If you’re a parent of boys, you know that keeping them pent up inside the house for long periods is like trying to keep a kangaroo in a box.
Boys are designed to be outdoors – exploring, running, climbing, even falling into the occasional prickly bush. Their God-given drive is to get out in creation, to get wet, to get their hands dirty, to climb the tallest tree, to take the next hill.
COVID-19, however, has added many obstacles to boys getting together to do the things they love. As parents, we have a choice: teach our boys to live in fear, or teach them to rise above life’s challenges and find purpose in difficulty.
Right now, our boys don’t need to hear more “you can’t do XYZ.” They need opportunities to positively overcome the restraints imposed by the pandemic... creatively, safely, and responsibly.
The outdoors – with its wide-open spaces and fresh air – is almost certainly the safest and healthiest place for kids to be. According to the Mayo Clinic outdoor activities pose a lower risk of spreading COVID-19 than indoor activities.
The outdoors offers many benefits to emotional health, too. According to a recent article in TIME magazine, being penned up indoors for weeks on end is taking its toll on children’s mental health. The negative drain on kids’ mental and emotional well-being is deepening as they spend more time indoors, isolated from their friends and regular healthy outdoor pursuits. Many of the planned 12,000 summer camps across the U.S. were canceled this year, increasing episodes of depression and anxiety among kids, according to the TIME article.
As parents – and grandparents – we have a powerful antidote to the spirit-crushing home imprisonment imposed by this pandemic. It’s called the Great Outdoors, and it’s calling to us right now.
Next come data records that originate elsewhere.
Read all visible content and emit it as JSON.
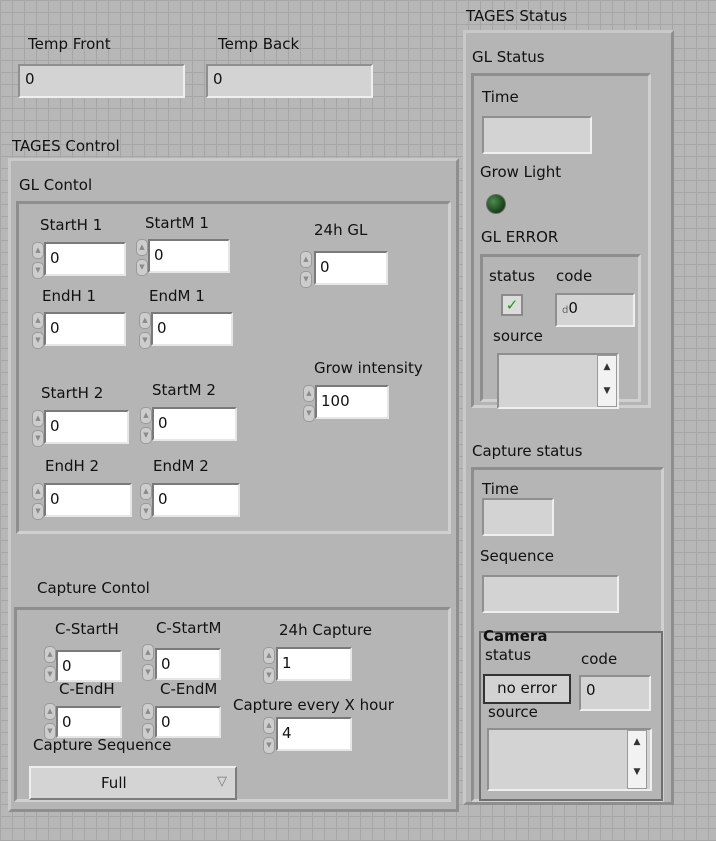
{
  "temps": {
    "front_label": "Temp Front",
    "front_value": "0",
    "back_label": "Temp Back",
    "back_value": "0"
  },
  "control": {
    "title": "TAGES Control",
    "gl": {
      "title": "GL Contol",
      "start_h1_label": "StartH 1",
      "start_h1": "0",
      "start_m1_label": "StartM 1",
      "start_m1": "0",
      "end_h1_label": "EndH 1",
      "end_h1": "0",
      "end_m1_label": "EndM 1",
      "end_m1": "0",
      "start_h2_label": "StartH 2",
      "start_h2": "0",
      "start_m2_label": "StartM 2",
      "start_m2": "0",
      "end_h2_label": "EndH 2",
      "end_h2": "0",
      "end_m2_label": "EndM 2",
      "end_m2": "0",
      "h24_label": "24h GL",
      "h24": "0",
      "intensity_label": "Grow intensity",
      "intensity": "100"
    },
    "capture": {
      "title": "Capture Contol",
      "start_h_label": "C-StartH",
      "start_h": "0",
      "start_m_label": "C-StartM",
      "start_m": "0",
      "end_h_label": "C-EndH",
      "end_h": "0",
      "end_m_label": "C-EndM",
      "end_m": "0",
      "h24_label": "24h Capture",
      "h24": "1",
      "every_label": "Capture every X hour",
      "every": "4",
      "sequence_label": "Capture Sequence",
      "sequence": "Full"
    }
  },
  "status": {
    "title": "TAGES Status",
    "gl": {
      "title": "GL Status",
      "time_label": "Time",
      "time": "",
      "grow_light_label": "Grow Light",
      "error": {
        "title": "GL ERROR",
        "status_label": "status",
        "code_label": "code",
        "code": "0",
        "source_label": "source",
        "source": ""
      }
    },
    "capture": {
      "title": "Capture status",
      "time_label": "Time",
      "time": "",
      "sequence_label": "Sequence",
      "sequence": "",
      "camera": {
        "title": "Camera",
        "status_label": "status",
        "status_text": "no error",
        "code_label": "code",
        "code": "0",
        "source_label": "source",
        "source": ""
      }
    }
  },
  "colors": {
    "led_off": "#1f4a1f",
    "check": "#1a9a1a"
  },
  "icons": {
    "spinner": "up-down-arrows",
    "dropdown": "triangle-down",
    "check": "check-mark"
  }
}
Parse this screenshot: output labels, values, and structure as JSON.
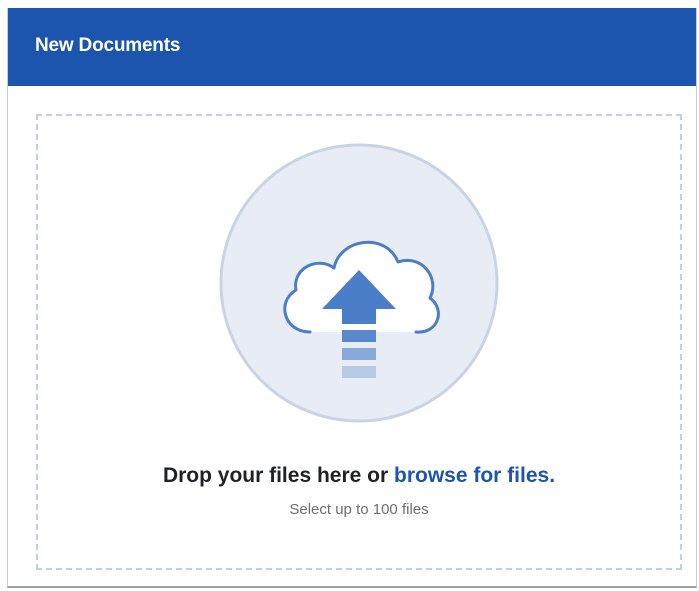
{
  "header": {
    "title": "New Documents"
  },
  "dropzone": {
    "drop_text": "Drop your files here or",
    "browse_link": "browse for files.",
    "hint": "Select up to 100 files",
    "icon": "cloud-upload-icon"
  },
  "colors": {
    "header_bg": "#1c55ad",
    "link": "#1c55ad",
    "dashed_border": "#c3cfe0",
    "circle_fill": "#e8edf5",
    "circle_stroke": "#c8d4e6",
    "icon_blue": "#4a7ec8"
  }
}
Our Actions Today Shape Their Tomorrows
COVID-19 is serious – but we can’t make our children pay the price for our fear. Parents, this is not a moment to go weak-kneed. If we can’t show our boys how to overcome difficulties with innovation, boldness, and creativity in the midst of adversity, then what can we expect from them in the future?
“The Greatest Generation” – those who endured and survived the Great Depression and World War II – faced greater hardships and sacrifices than our generation today, including food rationing, hunger, and often-devastating loss. Fear did not define them. We call them “The Greatest” because of their character, their guts, and their determination to rise above fear.
We will never be able to shield our boys from every difficulty, but we can model for them how to live in spite of difficulty – courageously, with purpose, likely to lead people out of their fear rather than enhance it.
“Difficult times make strong men,” the saying goes. But if we fail this current generation, it will be because we caved to fear.
At Trail Life USA (www.TrailLifeUSA.com) – a Christian boys’ adventure organization with troops in every state – we’ve had our own pandemic-related challenges. But we’re determined not to allow current difficulties to break the spirit of the 30,000 boys in our program. We reject fear and aim to use this pandemic to instill perseverance and a never-give-up attitude in our boys in sensible, responsible, practical ways – skills they’ll need to succeed in life and the world outside their bedroom window.
COVID-19 could be with us for months – even years. But, for the health and betterment of our boys, let’s rise above the pandemic and let’s find safe, fun, and creative ways to get them out into the Great Outdoors where they can grow into men of true character.
Need ideas? Consider your boys invited to join us for an outdoor adventure! Our local troops will have sensible activities throughout the fall. Find a troop near you at FindATroop.com and see how we can help your boys develop into young men with the grit and qualities of "The Greatest Generation."
Who knows? This period of difficulty may be their training to become the greatest generation yet.
Mark Hancock is the CEO of Trail Life USA, a Christian boys’ adventure and character development organization, with 30,000 members in 830-plus troops across all 50 states, and author of Let Boys be Boys, 5 Critical Needs of Boys, and Why Are We Sitting Here Until We Die?